Exercise description:
Copy out, from the entries below, each line that holds the string "testen".

___ Supplied entries ___

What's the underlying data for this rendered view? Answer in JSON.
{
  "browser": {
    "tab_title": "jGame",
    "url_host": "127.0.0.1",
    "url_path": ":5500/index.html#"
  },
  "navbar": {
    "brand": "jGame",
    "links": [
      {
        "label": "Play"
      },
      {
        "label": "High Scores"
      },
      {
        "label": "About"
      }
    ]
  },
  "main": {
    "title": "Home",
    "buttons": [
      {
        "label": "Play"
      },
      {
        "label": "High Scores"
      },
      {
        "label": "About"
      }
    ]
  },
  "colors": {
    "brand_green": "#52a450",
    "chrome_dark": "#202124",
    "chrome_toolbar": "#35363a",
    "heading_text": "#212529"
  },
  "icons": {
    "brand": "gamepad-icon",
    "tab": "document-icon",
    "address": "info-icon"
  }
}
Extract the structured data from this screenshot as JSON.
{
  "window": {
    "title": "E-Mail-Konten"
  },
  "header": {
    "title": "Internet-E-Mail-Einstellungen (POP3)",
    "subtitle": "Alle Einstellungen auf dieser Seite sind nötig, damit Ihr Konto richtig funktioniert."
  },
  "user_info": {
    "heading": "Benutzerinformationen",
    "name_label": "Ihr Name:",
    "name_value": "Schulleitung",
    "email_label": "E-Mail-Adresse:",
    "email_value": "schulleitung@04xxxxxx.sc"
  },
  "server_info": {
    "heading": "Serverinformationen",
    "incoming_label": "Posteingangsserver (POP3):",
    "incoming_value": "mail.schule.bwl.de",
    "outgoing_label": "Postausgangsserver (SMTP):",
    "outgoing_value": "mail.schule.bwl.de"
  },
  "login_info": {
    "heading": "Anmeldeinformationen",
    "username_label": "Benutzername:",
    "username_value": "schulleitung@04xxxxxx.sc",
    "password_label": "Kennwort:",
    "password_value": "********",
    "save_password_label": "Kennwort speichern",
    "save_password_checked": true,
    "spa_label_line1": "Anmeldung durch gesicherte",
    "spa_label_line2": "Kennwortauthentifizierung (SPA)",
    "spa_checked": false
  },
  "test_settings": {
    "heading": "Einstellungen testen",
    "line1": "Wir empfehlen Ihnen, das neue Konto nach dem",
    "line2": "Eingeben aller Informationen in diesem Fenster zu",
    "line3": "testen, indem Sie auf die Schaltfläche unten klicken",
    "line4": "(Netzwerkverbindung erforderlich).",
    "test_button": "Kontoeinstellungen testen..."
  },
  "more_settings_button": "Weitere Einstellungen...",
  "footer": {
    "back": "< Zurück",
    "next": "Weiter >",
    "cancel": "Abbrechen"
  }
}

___

Exercise response:
    "heading": "Einstellungen testen",
    "line3": "testen, indem Sie auf die Schaltfläche unten klicken",
    "test_button": "Kontoeinstellungen testen..."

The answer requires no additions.